Globally, there are over 33 million people living with HIV. While millions have died from this disease, the death rate is slowly declining due, in part, to our Nation’s global effort through the President’s Emergency Plan for AIDS Relief (PEPFAR) program. However, HIV remains a leading cause of death worldwide. Women and children around the world are particularly vulnerable due to gender inequalities, gaps in access to services, and increases in sexual violence. While the statistics are distressing, new medications and scientific advancements give us reason for hope.

Tackling this disease will take an aggressive, steadfast approach. My Administration is developing a national HIV/AIDS strategy to bolster our response to the domestic epidemic, and a global health initiative that will build on PEPFAR’s success. We will develop a strategy to reduce HIV incidence, improve access to care, and help eliminate HIV-related health disparities.

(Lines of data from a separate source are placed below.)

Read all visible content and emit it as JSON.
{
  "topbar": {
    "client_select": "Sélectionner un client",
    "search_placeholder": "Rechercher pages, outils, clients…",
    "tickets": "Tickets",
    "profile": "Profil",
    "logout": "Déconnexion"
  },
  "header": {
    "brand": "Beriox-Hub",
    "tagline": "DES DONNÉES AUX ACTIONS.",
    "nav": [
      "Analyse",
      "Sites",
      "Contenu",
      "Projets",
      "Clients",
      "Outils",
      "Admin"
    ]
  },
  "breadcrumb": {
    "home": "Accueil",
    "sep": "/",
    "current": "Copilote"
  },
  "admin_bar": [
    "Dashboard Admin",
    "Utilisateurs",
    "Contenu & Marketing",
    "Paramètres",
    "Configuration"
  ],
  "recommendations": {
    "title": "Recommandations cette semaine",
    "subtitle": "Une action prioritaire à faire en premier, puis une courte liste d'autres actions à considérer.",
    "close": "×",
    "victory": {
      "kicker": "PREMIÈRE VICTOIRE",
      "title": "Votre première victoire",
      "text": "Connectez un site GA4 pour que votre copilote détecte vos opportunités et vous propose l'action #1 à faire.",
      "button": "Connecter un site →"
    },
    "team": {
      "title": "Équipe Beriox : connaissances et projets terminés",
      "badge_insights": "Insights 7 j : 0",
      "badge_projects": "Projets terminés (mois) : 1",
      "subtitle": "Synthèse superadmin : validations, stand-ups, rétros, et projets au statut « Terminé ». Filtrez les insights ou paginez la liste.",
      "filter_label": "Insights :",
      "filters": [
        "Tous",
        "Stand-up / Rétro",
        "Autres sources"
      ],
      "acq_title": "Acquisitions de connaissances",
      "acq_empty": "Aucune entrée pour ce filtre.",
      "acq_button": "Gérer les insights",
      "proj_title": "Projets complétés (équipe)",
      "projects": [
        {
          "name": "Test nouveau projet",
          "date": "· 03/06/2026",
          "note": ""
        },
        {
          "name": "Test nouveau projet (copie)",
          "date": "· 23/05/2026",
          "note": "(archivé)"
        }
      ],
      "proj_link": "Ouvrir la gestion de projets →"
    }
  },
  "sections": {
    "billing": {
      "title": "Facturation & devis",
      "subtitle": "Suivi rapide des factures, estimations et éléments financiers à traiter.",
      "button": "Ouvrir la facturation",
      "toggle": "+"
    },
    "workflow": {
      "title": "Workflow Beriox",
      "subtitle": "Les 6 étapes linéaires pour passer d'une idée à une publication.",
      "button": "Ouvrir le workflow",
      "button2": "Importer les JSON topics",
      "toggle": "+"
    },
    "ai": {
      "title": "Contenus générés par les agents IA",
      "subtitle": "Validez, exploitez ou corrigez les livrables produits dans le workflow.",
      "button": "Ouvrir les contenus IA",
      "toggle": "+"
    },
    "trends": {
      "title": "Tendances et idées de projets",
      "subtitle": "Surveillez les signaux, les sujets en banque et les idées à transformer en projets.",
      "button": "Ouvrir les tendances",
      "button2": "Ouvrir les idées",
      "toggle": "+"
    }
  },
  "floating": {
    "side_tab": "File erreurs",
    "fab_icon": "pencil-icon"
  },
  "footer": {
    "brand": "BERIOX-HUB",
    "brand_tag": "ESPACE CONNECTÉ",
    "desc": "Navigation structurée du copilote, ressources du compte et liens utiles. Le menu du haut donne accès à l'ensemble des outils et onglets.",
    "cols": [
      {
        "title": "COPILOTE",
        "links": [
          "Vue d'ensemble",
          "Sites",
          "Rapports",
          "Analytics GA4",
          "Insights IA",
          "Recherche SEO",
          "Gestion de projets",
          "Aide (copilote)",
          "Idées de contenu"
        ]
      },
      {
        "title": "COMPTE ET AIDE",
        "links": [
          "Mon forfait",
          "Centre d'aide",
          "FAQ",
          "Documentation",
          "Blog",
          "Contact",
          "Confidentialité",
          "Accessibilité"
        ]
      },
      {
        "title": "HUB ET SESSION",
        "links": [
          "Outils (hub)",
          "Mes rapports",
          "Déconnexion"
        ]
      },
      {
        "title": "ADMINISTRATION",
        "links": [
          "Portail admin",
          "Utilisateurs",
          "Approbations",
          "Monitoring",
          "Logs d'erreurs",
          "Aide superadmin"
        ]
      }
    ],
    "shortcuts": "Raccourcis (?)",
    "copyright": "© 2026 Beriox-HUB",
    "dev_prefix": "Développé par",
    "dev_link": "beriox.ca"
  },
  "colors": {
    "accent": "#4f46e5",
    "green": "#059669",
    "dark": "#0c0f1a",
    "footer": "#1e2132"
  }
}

We have already ensured that visitors to our shores living with HIV are not marginalized and discriminated against because of their HIV status. We have also secured the continuation of critical HIV/AIDS care and treatment services. Today, we recommit ourselves to building on the accomplishments of the past decades that have dramatically changed the domestic and global HIV/AIDS landscape.

NOW, THEREFORE, I, BARACK OBAMA, President of the United States of America, by virtue of the authority vested in me by the Constitution and the laws of the United States, do hereby proclaim December 1, 2009, as World AIDS Day. I urge the Governors of the States and the territories subject to the jurisdiction of the United States, and the American people to join in appropriate activities to remember those who have lost their lives to AIDS, and to provide support and comfort to those living with this disease.

IN WITNESS WHEREOF, I have hereunto set my hand this twenty-fifth day of November, in the year of our Lord two thousand nine, and of the Independence of the United States of America the two hundred and thirty-fourth.